■ Component data from apps and pages
-- Opening Marker --
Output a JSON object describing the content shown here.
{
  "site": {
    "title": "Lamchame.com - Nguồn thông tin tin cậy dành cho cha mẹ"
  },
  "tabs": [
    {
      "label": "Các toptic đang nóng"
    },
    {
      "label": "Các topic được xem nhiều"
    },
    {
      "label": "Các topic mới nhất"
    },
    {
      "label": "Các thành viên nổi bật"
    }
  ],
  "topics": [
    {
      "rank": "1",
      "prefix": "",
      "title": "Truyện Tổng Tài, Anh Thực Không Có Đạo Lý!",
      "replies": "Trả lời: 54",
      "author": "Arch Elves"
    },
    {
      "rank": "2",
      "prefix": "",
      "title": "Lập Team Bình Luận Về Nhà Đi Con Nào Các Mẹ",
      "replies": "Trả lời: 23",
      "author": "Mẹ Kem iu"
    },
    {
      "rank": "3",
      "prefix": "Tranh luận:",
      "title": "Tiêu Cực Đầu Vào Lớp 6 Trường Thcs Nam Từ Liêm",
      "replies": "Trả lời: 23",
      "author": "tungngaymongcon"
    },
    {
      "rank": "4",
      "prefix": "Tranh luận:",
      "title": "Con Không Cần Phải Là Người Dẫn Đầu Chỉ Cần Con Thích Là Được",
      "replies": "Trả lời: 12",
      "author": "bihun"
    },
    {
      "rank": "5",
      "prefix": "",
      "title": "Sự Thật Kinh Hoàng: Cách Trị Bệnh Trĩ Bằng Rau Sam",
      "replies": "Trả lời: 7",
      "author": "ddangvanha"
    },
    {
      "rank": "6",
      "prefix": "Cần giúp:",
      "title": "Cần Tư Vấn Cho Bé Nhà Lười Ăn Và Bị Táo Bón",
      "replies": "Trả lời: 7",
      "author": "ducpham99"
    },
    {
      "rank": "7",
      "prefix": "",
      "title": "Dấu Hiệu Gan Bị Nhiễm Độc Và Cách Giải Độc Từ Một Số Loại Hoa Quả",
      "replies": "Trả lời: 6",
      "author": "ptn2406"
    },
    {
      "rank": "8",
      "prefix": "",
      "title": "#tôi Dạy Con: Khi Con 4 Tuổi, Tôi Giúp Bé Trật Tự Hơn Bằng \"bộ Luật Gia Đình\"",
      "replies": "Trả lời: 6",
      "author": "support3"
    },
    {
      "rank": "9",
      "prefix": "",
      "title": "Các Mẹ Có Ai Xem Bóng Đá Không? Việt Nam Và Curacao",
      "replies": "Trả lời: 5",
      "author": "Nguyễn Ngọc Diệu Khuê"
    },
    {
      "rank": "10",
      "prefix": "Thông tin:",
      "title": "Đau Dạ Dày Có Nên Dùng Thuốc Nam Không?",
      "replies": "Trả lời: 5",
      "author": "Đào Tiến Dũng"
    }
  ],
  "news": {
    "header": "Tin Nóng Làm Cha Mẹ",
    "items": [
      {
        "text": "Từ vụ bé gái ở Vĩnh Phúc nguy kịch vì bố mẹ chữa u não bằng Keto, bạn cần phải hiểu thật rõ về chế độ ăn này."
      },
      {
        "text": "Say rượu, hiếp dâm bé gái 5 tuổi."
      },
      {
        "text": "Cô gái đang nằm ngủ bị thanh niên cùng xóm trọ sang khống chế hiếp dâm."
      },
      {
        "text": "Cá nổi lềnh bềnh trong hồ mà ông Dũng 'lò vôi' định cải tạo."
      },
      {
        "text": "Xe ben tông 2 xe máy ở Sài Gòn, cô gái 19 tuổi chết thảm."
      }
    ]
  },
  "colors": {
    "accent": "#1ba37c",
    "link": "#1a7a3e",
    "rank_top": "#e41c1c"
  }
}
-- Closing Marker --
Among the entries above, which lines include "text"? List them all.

■ ANSWER SECTION
        "text": "Từ vụ bé gái ở Vĩnh Phúc nguy kịch vì bố mẹ chữa u não bằng Keto, bạn cần phải hiểu thật rõ về chế độ ăn này."
        "text": "Say rượu, hiếp dâm bé gái 5 tuổi."
        "text": "Cô gái đang nằm ngủ bị thanh niên cùng xóm trọ sang khống chế hiếp dâm."
        "text": "Cá nổi lềnh bềnh trong hồ mà ông Dũng 'lò vôi' định cải tạo."
        "text": "Xe ben tông 2 xe máy ở Sài Gòn, cô gái 19 tuổi chết thảm."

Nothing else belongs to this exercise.